Pitches 1 and 2 went smoothly apart from the rope not being long enough for the traverse and drop (having rigged the bad step, which was deluged with icy water) but we sorted that with some lateral thinking and knot tying.  At the bottom Tom headed off with the tackle bag for the third pitch leaving me to lug the 80m rope through the 'traverse'.  Gardner describes this as,  'rather unfairly described as "nasty" in the old guide book. With heavy-weight equipment, there is no doubt that it would be arduous and awkward, but progressing along it with a rope bag does not present problems for the modern caver'.  How wrong he was!

Awkward traversing in Juniper Gulf
Twenty feet from the bottom of pitch 3 Tom realised that the rope was yet again too short for the pitch!  The 80m beast came into its own and a quick fig of 8 knot later joining the ropes together we were down, rigging the traverse to the head of the final shaft.  A crawl through another icy deluge led to the sloping ledge at the top of the 45m free hanging pitch.  Tom rigged this and a fantastic descent, clear of the waterfall that entered from the left and half way down another that entered from behind a wall of rock to the right.
Looking down the main pitch of Juniper Gulf
 At the bottom the rope had 2m to spare but the volume of icy water that poured and thundered down the final little drop meant that we didn't descend this to wander down to the sump pool.  Instead we set off back up the pitch, Tom's Scurrion light illuminating the flutings and smooth walls of the huge shaft to great effect.

The spray lashed re-ascent of the main pitch
The exit from the cave was smooth but somehow I managed to end up carrying the tackle bag back through the traverse!  Once below the entrance pitch we saw snow falling down from the surface.  Climbing out onto the moor we met temperatures well below freezing and the gear iced up immediately.

The walk back should have been straightforward with Tom having his GPS with the route on it.  A lapse in concentration, however, had us walking for a while 180 degrees in the wrong direction when we hit a track that we should have crossed adding some distance to the return journey.

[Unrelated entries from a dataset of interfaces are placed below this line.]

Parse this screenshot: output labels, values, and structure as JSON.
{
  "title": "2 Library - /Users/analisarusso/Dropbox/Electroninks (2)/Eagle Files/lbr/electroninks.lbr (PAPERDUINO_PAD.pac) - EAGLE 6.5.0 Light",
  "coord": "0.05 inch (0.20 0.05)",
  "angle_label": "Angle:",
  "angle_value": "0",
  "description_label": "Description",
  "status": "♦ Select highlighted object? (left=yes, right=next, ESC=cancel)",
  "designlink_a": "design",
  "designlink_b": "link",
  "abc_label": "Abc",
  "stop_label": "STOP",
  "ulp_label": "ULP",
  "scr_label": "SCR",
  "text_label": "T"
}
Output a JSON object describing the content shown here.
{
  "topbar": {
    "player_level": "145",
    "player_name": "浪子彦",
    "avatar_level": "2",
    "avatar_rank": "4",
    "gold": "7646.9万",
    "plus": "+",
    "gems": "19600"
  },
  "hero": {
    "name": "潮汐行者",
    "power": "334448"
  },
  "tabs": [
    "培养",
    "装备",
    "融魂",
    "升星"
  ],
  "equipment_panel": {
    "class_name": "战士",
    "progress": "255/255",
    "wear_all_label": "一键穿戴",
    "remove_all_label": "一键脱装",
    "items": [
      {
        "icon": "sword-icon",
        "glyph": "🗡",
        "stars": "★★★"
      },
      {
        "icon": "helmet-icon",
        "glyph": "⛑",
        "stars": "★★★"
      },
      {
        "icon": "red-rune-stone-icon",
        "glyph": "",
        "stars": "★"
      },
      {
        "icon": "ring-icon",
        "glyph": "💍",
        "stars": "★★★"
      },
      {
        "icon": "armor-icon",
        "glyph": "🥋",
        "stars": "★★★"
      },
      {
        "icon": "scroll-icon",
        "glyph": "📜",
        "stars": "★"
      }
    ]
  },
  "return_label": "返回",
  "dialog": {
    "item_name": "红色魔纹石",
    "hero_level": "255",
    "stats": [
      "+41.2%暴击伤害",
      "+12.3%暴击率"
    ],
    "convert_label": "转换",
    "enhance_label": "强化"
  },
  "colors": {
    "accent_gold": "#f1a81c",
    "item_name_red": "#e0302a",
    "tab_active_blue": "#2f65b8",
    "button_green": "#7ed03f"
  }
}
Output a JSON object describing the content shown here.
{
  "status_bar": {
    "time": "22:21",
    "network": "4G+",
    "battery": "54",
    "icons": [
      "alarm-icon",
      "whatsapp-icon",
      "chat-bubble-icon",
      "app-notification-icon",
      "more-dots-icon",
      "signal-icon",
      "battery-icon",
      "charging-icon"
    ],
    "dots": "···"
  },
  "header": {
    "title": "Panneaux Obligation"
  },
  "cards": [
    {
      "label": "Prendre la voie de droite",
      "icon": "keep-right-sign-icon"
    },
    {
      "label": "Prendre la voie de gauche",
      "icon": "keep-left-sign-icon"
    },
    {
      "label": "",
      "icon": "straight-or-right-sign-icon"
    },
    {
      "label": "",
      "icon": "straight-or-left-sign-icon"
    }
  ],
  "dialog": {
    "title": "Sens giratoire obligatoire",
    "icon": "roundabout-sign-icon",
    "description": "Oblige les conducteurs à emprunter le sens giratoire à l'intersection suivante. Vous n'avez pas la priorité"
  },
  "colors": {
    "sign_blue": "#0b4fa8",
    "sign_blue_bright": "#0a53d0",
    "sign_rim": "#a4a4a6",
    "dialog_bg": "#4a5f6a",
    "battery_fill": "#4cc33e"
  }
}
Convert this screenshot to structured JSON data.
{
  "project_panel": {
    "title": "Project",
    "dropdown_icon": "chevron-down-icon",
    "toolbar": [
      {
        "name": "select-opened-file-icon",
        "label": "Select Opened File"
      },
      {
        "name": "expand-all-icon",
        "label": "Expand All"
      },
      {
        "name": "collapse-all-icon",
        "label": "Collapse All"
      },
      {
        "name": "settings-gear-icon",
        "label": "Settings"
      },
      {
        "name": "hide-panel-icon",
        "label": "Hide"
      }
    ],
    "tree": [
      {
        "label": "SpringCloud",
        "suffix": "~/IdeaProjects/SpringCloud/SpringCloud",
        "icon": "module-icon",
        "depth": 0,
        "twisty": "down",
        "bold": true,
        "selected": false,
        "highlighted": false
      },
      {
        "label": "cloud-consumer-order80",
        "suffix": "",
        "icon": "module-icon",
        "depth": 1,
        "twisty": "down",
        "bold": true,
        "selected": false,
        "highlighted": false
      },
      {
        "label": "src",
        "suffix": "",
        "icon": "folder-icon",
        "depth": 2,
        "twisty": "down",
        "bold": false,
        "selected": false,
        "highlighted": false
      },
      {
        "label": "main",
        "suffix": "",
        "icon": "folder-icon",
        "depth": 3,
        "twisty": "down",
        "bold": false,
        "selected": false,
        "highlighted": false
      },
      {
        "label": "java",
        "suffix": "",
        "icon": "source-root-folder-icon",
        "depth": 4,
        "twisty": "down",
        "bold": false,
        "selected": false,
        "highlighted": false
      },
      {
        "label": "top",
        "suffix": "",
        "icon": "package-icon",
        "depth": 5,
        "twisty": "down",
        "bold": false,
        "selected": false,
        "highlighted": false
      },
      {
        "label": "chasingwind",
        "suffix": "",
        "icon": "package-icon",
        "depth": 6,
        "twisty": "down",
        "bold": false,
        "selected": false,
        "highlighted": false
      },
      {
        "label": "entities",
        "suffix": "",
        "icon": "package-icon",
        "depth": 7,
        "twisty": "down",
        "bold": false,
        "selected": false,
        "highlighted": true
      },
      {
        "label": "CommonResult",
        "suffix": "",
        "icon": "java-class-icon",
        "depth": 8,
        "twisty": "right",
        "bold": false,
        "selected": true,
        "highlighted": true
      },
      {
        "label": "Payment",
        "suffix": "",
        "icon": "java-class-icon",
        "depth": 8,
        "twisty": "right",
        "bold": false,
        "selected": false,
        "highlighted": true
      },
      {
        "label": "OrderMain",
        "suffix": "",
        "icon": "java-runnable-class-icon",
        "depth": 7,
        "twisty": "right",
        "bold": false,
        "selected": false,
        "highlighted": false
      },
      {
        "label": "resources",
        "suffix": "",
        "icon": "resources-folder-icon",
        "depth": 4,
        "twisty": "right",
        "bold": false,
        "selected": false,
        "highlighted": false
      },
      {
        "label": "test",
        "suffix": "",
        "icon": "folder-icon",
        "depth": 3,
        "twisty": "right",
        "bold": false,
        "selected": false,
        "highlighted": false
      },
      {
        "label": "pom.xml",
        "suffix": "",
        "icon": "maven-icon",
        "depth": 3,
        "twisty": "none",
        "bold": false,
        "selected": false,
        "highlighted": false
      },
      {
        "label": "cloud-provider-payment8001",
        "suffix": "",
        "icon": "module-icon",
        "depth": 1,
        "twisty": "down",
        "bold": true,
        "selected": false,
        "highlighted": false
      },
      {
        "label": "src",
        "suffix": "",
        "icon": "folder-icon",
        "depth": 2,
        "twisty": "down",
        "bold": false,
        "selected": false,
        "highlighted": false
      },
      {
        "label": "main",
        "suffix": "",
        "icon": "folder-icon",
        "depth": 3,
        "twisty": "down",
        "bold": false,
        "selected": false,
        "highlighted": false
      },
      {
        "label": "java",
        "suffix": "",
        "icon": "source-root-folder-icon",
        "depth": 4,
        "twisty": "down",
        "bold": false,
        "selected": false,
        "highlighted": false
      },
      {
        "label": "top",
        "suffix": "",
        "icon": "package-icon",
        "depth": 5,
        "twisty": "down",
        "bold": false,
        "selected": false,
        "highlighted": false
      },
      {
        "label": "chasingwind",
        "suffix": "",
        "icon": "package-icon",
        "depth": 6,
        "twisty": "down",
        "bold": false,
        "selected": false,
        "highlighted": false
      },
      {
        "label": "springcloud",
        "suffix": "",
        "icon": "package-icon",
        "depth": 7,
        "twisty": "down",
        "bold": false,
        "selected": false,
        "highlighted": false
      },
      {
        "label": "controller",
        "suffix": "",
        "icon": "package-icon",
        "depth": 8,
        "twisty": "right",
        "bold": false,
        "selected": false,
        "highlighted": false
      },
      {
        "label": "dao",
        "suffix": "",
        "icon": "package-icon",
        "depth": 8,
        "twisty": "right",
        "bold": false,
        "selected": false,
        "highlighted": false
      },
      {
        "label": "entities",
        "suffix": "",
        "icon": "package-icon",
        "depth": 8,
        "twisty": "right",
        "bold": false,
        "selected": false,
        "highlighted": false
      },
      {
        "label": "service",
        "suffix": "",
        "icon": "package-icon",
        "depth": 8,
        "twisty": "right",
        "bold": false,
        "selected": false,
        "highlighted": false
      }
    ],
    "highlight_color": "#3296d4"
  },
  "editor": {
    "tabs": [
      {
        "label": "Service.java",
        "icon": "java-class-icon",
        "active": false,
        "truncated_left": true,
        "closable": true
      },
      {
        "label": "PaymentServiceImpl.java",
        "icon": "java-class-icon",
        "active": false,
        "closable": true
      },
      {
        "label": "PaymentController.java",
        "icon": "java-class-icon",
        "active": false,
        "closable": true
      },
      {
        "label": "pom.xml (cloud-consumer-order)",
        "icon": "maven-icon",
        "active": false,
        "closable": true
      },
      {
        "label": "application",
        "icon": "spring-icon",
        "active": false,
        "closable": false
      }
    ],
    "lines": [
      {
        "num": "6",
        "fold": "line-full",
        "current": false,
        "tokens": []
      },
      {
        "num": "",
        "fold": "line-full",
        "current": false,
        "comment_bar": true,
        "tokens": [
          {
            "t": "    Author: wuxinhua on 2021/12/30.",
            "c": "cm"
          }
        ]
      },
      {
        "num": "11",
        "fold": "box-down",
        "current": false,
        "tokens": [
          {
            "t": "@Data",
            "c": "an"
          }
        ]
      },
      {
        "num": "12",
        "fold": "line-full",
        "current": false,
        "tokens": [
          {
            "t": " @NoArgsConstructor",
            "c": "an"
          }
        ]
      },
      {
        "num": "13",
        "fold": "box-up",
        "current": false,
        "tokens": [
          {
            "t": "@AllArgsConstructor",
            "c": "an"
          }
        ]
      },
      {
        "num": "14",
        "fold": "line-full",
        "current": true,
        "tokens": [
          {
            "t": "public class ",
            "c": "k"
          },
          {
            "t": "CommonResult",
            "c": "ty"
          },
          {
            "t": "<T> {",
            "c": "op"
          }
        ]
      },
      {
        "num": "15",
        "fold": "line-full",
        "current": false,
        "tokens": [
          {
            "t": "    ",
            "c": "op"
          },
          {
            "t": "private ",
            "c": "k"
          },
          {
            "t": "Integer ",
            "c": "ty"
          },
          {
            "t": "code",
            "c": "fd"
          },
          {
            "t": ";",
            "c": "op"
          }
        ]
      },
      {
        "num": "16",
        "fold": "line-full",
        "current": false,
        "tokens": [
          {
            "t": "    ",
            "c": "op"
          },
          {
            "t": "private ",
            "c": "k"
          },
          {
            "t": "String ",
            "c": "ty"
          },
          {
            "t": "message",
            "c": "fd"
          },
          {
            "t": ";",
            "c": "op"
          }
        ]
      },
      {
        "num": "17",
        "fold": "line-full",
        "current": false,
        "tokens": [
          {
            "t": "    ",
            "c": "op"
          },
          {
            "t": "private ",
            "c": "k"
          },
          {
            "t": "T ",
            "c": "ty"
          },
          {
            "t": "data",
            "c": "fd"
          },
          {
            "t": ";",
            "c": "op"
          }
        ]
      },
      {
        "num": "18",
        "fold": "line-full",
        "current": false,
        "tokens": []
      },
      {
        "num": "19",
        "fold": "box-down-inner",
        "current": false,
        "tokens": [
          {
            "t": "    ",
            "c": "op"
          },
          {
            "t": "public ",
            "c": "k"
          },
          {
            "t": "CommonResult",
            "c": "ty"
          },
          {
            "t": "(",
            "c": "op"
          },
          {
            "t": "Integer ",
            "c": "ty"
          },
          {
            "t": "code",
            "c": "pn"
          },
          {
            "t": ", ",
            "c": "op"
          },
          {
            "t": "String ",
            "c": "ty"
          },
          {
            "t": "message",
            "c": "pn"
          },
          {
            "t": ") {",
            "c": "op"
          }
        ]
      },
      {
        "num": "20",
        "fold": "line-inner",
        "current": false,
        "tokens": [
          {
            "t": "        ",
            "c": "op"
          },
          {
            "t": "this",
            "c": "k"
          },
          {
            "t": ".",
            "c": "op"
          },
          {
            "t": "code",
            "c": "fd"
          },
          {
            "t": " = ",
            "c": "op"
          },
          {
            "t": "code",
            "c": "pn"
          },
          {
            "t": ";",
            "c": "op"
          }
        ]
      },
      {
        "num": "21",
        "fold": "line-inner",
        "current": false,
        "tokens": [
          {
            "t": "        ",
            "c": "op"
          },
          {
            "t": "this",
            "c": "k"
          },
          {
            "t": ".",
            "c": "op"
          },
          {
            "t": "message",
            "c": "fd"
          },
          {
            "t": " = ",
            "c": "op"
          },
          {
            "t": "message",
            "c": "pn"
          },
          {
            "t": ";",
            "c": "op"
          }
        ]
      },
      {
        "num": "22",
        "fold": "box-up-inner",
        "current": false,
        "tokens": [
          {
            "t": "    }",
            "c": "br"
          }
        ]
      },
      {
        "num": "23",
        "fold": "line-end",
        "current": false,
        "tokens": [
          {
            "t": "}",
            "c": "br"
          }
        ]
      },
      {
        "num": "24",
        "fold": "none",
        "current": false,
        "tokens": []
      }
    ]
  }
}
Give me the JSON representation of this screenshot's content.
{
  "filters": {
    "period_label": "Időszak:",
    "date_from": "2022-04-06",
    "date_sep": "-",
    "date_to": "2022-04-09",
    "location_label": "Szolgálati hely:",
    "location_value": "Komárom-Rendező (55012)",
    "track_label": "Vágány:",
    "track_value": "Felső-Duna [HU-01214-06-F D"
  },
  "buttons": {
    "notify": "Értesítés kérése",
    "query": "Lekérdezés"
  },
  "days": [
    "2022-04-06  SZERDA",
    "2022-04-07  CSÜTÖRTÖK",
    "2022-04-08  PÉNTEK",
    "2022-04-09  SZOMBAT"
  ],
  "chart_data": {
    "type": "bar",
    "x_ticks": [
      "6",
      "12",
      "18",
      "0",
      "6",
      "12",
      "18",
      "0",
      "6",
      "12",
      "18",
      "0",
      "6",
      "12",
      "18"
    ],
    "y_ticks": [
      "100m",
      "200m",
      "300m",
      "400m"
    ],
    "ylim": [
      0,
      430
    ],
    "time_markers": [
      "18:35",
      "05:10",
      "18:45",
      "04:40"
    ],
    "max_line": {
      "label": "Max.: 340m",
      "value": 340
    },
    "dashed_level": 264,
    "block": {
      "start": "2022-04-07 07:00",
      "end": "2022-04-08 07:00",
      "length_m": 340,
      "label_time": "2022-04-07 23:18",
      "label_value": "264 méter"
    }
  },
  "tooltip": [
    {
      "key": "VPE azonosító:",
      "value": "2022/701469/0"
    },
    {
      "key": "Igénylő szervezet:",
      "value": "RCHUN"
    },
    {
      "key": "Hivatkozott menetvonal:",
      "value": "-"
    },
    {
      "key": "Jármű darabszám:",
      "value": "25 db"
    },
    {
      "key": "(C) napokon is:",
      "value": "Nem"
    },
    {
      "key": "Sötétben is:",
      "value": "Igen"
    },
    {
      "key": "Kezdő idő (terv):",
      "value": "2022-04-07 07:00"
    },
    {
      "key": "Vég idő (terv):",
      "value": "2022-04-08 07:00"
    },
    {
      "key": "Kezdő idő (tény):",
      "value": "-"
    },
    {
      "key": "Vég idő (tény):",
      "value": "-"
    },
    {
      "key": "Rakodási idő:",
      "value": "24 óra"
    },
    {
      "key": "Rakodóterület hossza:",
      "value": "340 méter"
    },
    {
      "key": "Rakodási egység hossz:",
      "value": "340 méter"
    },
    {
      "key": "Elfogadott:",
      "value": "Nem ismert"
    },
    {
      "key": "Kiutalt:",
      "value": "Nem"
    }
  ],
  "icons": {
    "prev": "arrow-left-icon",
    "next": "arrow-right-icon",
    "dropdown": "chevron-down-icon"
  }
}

Back at the car a bitterly cold change and we were heading to a warm welcome and great pint at the Gamecock Inn.